For more on this topic, read our posts on 14 inspiring mobile commerce websites and 11 ways to improve the navigation on your mobile site.
Looking for a break on a mobile? Gosh your commute must be especially arduous today.
Here’s some help: a guide to the most convenient features available on mobile travel sites, which could possibly help you find your way to pleasant pastures a lot quicker and also highlight some great design for other mobile commerce designers.
Ben Davis gives excellent advice on features needed for great mobile commerce design in general, which I’ll be using here, but skewing it towards features more suited to travel sites.
For this feature I’ll be taking a look at a range of travel sites all optimised for mobiles: EasyJet, Ryanair, Booking.com, TripAdvisor, Secret Escapes, Voyage Prive, Expedia, Mr & Mrs Smith, Laterooms and Skyscanner.
A sense of urgency and fear of loss are powerful sales drivers in ecommerce.

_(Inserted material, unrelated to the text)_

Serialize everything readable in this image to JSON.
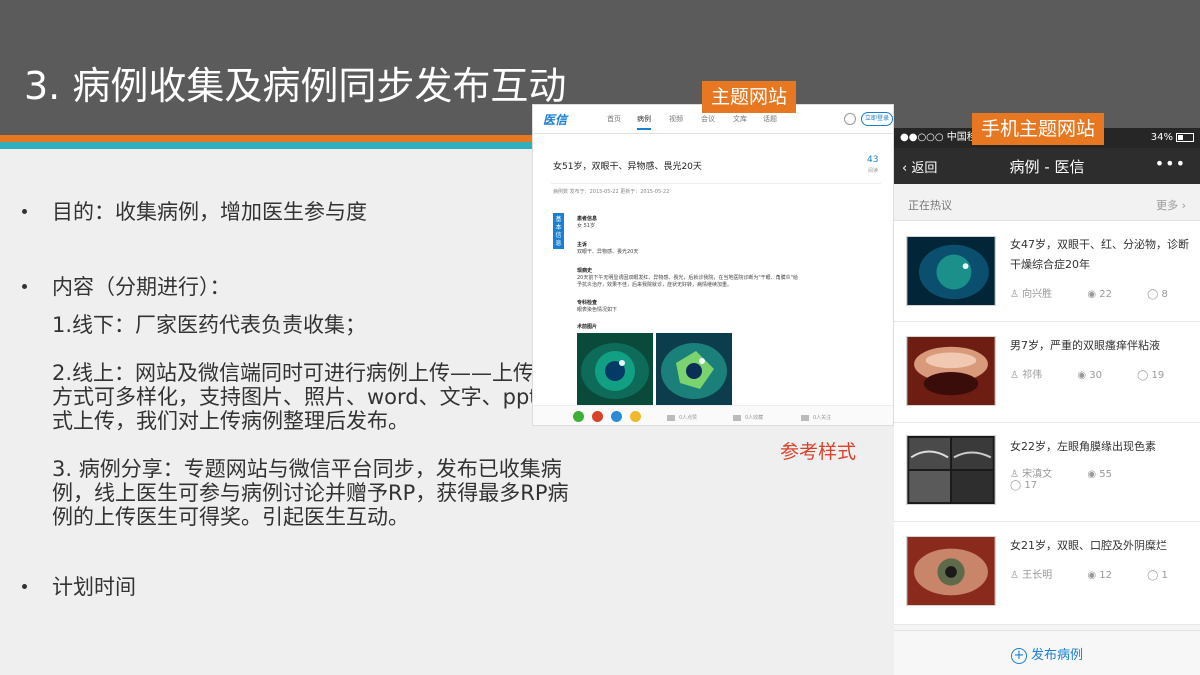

Undecided shoppers can be encouraged to make an impulse purchase if they think they’re in direct competition with other people for a product that has limited availability.
I recently rounded up 11 examples from ecommerce sites that use stock levels to create buyer urgency, but that’s by no means the only tactic available.
Here is a range of other techniques used by well known brands that can prove to be very effective in driving conversions.
And just to clarify, I've intentionally avoided group discount and flash sale sites (e.g. Groupon) that are built around scarcity and deadlines.
In my last article, I asked whether Booking.com is the most persuasive website in the world.
Now I want to provide more insights on how it is delivering content on a crucial page in the browsing journey: the hotel detail page.
If you’d like to read more about the persuasive techniques used on the search results page, take a look at my article titled Booking.com improving conversion with best practice persuasive design.
One of the most important areas to invest time into is developing the persuasive layer of your online experience and deliver more reasons for your visitors to do what you want them to do.
In fact, I see persuasion as being one of the next big battlegrounds online.
As more websites are upping their game around the fundamentals of good user experience and usability principles they’re looking for the next area of growth and to gain competitive advantage.
One brand I’ve paid particular attention to since 2009 has been Booking.com. I previously wrote a piece back in October 2011 about the wide range of persuasive techniques used on its search results page.
Since then Booking.com has continually evolved and refined its online experience, adding in new features, functionality and in particular using even more persuasive techniques.
In this article, which is the first in a series, I’ve highlighted many of these newer features and provided tips and advice on how to apply these techniques to your business.
Halloween falls in a difficult holiday period, just at the end of ‘shoulder season’ (September to October) and right at the beginning of the dreaded off-season (November to March).
So it seems the end of October must be a write-off for travel company marketers. Or so you would think…
However, Booking.com is taking advantage of a holiday season yet to be exploited by other travel companies, Halloween, and is managing to build a comprehensive marketing campaign around it.
We’ve already looked at the eight brands making the most of Halloween in 2013, but right at the top of the pile is this campaign from Booking.com.
Welcome to America’s Most Haunted Hotels...
Persuasive design is something that has been around for many many years, not least in the way high street stores and supermarkets lay out their stores to encourage and entice customers to buy as they arrive and walk around.
In the online world, PET (persuasion, emotion, trust) is an approach that was pioneered by Human Factors International, and alongside usability and user experience, designing with persuasion in mind is an extremely powerful approach to positively impact on conversion rates.
In my experience, one site which has persuasion rooted in its design, content and layout is Booking.com.
In this article I provide a breakdown of some of the key persuasive elements that booking.com deliver.